Lincoln Wilcox · November 28, 2017
To commemorate the 500th anniversary of Martin Luther posting his 95 Theses, Southern Virginia University hosted a two-day multi-faith conference entitled “The Cultural Impact of the Reformation.”
The event, sponsored by the Wheatley Institution and organized by Southern Virginia professors David Cox, James Lambert and Jeremiah John, included clergy from diverse religious backgrounds and scholars from five universities, who gathered for lectures and discussions on Southern Virginia’s campus.
Conference presenters examined the important religious, cultural and academic legacies of the Reformation through various perspectives of Protestant, Catholic, Mormon, Muslim and Atheist scholars and clergy members.
“There is something even more interesting about the study of the Reformation that seems pertinent to the here and now,” said Professor of English James Lambert, a member of the Church of Jesus Christ of Latter-day Saints. “Perhaps it is the idea known in Mormon circles as, ‘By small means are great things brought to pass’ – that by the simple act of questioning or offering points of debate, Luther sparked a complete paradigm shift.”
“Martin Luther’s simple act of academic defiance didn’t just transform western Christianity,” Added David Cox, a professor of history and a former Episcopalian rector. “It influenced the art, architecture, music, literature, philosophy, politics, geographic borders, immigration patterns, economics, even the way nations individuals think of themselves.”
Of particular interest to other faith leaders was a special session on “LDS Perspectives on the Reformation” held at the Latter-day Saint meetinghouse adjacent to the Southern Virginia Campus. Dr. Lambert and Dr. Peter Eubanks, professor of French literature at James Madison University, led the discussion.
“I don’t think we can really overstate our appreciation for the Reformation, because we believe that led to an environment in which the gospel could be restored in its fullness, where the doctrines could be taught again in purity,” said Eubanks.

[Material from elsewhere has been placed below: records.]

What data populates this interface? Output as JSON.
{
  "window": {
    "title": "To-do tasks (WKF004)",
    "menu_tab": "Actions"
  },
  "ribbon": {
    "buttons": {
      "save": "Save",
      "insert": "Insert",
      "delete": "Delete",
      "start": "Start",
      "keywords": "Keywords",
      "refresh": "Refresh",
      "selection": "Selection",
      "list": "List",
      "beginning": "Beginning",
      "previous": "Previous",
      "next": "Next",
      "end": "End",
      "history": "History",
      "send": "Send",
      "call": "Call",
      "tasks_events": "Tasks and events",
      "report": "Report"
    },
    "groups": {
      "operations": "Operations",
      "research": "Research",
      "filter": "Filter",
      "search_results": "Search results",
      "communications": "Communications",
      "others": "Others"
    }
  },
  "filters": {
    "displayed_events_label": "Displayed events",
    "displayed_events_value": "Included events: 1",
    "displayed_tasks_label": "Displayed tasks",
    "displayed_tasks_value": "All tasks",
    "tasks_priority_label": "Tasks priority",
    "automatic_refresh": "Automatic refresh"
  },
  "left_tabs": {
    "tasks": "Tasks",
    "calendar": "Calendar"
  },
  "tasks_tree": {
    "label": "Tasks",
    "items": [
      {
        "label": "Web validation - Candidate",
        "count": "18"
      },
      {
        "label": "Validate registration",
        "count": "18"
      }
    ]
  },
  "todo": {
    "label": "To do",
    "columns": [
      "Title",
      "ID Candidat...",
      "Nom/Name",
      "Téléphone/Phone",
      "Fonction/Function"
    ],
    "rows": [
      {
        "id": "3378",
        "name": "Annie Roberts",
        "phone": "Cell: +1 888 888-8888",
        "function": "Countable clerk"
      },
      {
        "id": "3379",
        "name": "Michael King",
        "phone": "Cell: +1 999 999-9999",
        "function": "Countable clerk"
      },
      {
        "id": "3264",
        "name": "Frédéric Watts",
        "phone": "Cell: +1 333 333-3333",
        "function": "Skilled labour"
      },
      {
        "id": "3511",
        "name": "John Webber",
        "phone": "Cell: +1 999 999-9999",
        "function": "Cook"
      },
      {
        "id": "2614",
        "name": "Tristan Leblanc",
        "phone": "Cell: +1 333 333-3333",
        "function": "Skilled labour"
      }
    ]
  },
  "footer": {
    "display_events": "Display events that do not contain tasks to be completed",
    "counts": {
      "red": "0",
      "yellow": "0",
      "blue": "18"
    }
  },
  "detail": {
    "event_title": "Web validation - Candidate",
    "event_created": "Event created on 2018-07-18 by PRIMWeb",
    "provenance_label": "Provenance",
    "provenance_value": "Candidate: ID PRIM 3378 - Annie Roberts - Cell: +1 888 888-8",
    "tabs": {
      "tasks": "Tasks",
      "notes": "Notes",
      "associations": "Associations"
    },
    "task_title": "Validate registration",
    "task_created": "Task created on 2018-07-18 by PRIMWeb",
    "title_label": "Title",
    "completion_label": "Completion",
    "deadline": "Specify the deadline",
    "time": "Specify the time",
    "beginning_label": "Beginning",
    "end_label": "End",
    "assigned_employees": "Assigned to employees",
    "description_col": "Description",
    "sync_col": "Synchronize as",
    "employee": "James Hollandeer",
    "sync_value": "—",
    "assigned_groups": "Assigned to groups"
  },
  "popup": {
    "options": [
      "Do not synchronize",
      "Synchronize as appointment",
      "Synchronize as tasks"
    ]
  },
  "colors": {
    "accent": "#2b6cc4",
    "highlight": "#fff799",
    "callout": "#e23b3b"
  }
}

The ensuing discussion considered how members of The Church of Jesus Christ of Latter-day Saints might place their own history, doctrine, ordinances and theology within the controversies and events that undergird the Reformation years in Europe.
“Our [Latter-day Saint] traditions are relatively new,” noted Lambert. “However, the figure of Christ as an atoning figure has been teased out for thousands of years. And to deny the inspiration, guidance and light that those [throughout the history of Christianity] have had outside of our faith tradition is to deny all of us the possibility of coming closer to Christ through them.”
Southern Virginia students also had the opportunity to hear a diversity of perspectives presented by the scholars at the conference. In one panel, for example, they listened as Catholic, Muslim and Atheist scholars described how they study Reformation controversies when their own confessional viewpoints are different, and, in some cases, diametrically oppose the faith of the Reformers.
The conference lectures and discussions examined the Reformation from various academic, political, gender, musical and confessional perspectives, but jointly emphasized the important legacy of advancement and improvement that the Reformation left behind.
“The sense of hope is one that also pervades the Reformation,” Dr. Cox said. “That sense of hope, I hope, will also allow us to recognize, on the one hand, the divisions, the problems, the sins that we face in our own day, and yet, at the same time, to recognize the grace of god at work in our churches, in other people, in our nation, in our world.”